======== EXTRACTED ENTRIES ========

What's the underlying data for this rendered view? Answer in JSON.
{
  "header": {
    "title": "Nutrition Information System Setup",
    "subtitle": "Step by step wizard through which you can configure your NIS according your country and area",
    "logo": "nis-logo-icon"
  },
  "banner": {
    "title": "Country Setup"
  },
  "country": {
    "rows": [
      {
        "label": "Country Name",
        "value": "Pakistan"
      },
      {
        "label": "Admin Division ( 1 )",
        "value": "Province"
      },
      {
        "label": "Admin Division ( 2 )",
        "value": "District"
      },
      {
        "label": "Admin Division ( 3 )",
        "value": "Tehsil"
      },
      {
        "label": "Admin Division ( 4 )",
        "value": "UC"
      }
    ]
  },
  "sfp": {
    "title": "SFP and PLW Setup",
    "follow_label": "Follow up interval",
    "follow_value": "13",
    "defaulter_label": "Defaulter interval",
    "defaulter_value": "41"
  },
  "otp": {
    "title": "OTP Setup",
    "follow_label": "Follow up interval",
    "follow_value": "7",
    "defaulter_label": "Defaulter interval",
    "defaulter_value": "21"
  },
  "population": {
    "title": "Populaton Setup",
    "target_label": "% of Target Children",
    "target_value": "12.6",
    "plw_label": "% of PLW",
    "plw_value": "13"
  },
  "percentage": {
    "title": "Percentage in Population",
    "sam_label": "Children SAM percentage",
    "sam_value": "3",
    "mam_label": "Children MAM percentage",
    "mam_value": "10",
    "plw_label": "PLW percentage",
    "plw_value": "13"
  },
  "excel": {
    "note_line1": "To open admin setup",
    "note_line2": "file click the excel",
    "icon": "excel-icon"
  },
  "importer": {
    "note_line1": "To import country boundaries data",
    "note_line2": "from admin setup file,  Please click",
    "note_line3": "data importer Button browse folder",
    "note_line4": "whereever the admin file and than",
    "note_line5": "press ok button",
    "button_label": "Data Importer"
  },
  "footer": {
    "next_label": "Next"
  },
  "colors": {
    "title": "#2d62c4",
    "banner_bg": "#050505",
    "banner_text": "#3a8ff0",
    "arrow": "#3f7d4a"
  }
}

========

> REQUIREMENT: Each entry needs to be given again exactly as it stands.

> WRITTEN ANSWER:
What's the underlying data for this rendered view? Answer in JSON.
{
  "header": {
    "title": "Nutrition Information System Setup",
    "subtitle": "Step by step wizard through which you can configure your NIS according your country and area",
    "logo": "nis-logo-icon"
  },
  "banner": {
    "title": "Country Setup"
  },
  "country": {
    "rows": [
      {
        "label": "Country Name",
        "value": "Pakistan"
      },
      {
        "label": "Admin Division ( 1 )",
        "value": "Province"
      },
      {
        "label": "Admin Division ( 2 )",
        "value": "District"
      },
      {
        "label": "Admin Division ( 3 )",
        "value": "Tehsil"
      },
      {
        "label": "Admin Division ( 4 )",
        "value": "UC"
      }
    ]
  },
  "sfp": {
    "title": "SFP and PLW Setup",
    "follow_label": "Follow up interval",
    "follow_value": "13",
    "defaulter_label": "Defaulter interval",
    "defaulter_value": "41"
  },
  "otp": {
    "title": "OTP Setup",
    "follow_label": "Follow up interval",
    "follow_value": "7",
    "defaulter_label": "Defaulter interval",
    "defaulter_value": "21"
  },
  "population": {
    "title": "Populaton Setup",
    "target_label": "% of Target Children",
    "target_value": "12.6",
    "plw_label": "% of PLW",
    "plw_value": "13"
  },
  "percentage": {
    "title": "Percentage in Population",
    "sam_label": "Children SAM percentage",
    "sam_value": "3",
    "mam_label": "Children MAM percentage",
    "mam_value": "10",
    "plw_label": "PLW percentage",
    "plw_value": "13"
  },
  "excel": {
    "note_line1": "To open admin setup",
    "note_line2": "file click the excel",
    "icon": "excel-icon"
  },
  "importer": {
    "note_line1": "To import country boundaries data",
    "note_line2": "from admin setup file,  Please click",
    "note_line3": "data importer Button browse folder",
    "note_line4": "whereever the admin file and than",
    "note_line5": "press ok button",
    "button_label": "Data Importer"
  },
  "footer": {
    "next_label": "Next"
  },
  "colors": {
    "title": "#2d62c4",
    "banner_bg": "#050505",
    "banner_text": "#3a8ff0",
    "arrow": "#3f7d4a"
  }
}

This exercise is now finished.